INTERVIEWS, REVIEWS & RELATED ARTICLES
San Francisco Chronicle FEBRUARY 17, 2001 - by Jesse Hamlin
ENO ASSEMBLES LUSH SOUNDSCAPE
An urban retreat within SFMOMA
Brian Eno likes spaces of contemplation amid the hurly-burly of big cities.
He has created one at the San Francisco Museum of Modern Art, in a dark room where floating electronic sounds hum, ring and vanish, and strings of tiny white lights rise to the ceiling from gossamer pods that remind him of jellyfish.
Eno, the esteemed British musician and artist who used the term "ambient" to describe the subtle, spacious sounds on his pioneering 1978 album Music For Airports, cooked up the installation for SFMOMA's exhibition 010101: Art in Technological Times, which opens March 3.

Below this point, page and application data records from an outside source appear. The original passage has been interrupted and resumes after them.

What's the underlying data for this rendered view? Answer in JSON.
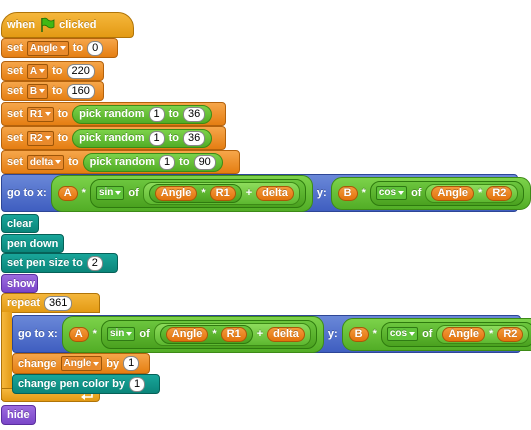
{
  "hat": {
    "when": "when",
    "clicked": "clicked"
  },
  "setters": [
    {
      "set": "set",
      "var": "Angle",
      "to": "to",
      "value": "0"
    },
    {
      "set": "set",
      "var": "A",
      "to": "to",
      "value": "220"
    },
    {
      "set": "set",
      "var": "B",
      "to": "to",
      "value": "160"
    },
    {
      "set": "set",
      "var": "R1",
      "to": "to",
      "pick": "pick random",
      "from": "1",
      "to2": "to",
      "max": "36"
    },
    {
      "set": "set",
      "var": "R2",
      "to": "to",
      "pick": "pick random",
      "from": "1",
      "to2": "to",
      "max": "36"
    },
    {
      "set": "set",
      "var": "delta",
      "to": "to",
      "pick": "pick random",
      "from": "1",
      "to2": "to",
      "max": "90"
    }
  ],
  "goto": {
    "label": "go to x:",
    "a": "A",
    "times": "*",
    "sin": "sin",
    "of": "of",
    "angle": "Angle",
    "r1": "R1",
    "plus": "+",
    "delta": "delta",
    "y": "y:",
    "b": "B",
    "cos": "cos",
    "r2": "R2"
  },
  "pen": {
    "clear": "clear",
    "pen_down": "pen down",
    "set_size": "set pen size to",
    "size": "2",
    "show": "show"
  },
  "loop": {
    "repeat": "repeat",
    "count": "361",
    "change": "change",
    "var": "Angle",
    "by": "by",
    "by_value": "1",
    "change_color": "change pen color by",
    "color_value": "1"
  },
  "hide": "hide"
}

"It's an idea for a kind of retreat people can go to in the city," says Eno, who was there yesterday tweaking the piece, which he describes as a sort of "simulated forest" of the future. He gave it a "deliberately clunky" title - New Urban Spaces Series No. 4, Compact Forest Proposal - "because I want it to be like an architectural submission for a new space."
Eno says the mannequin that stands ghost-like in the corner - becoming visible only when the eye adjusts to the darkness - is the architect (procured from the Gap).
Arching along the walls like sculptures are eleven CD players and a series of square grids with tiny speakers. They emit a wide range of sounds - sparkling bells and rubbery underwater bass tones, celestial hums and whooshes, guitars and gongs - that glide and cluster in random patterns (among other things, Eno synthesized the voice of a Japanese waitress).
"I don't know exactly what combinations are going to happen," says Eno. "The cards are constantly being shuffled differently."
He originally wanted to bring real tree trunks into the museum. But they would have required fumigation to ensure that "the bugs wouldn't eat the museum's collection." Instead he chose the lights, which suggest growing things as well as "bubbles coming up from underwater" and "rockets going into the sky.
Visitors sometimes sit dream-like for an hour in his installations, Eno says, contradicting the notion that people have short attention spans. "I'm trying to seduce people so that they want to stay longer and slow down a little bit. People enjoy their own company. That's what's going on in there."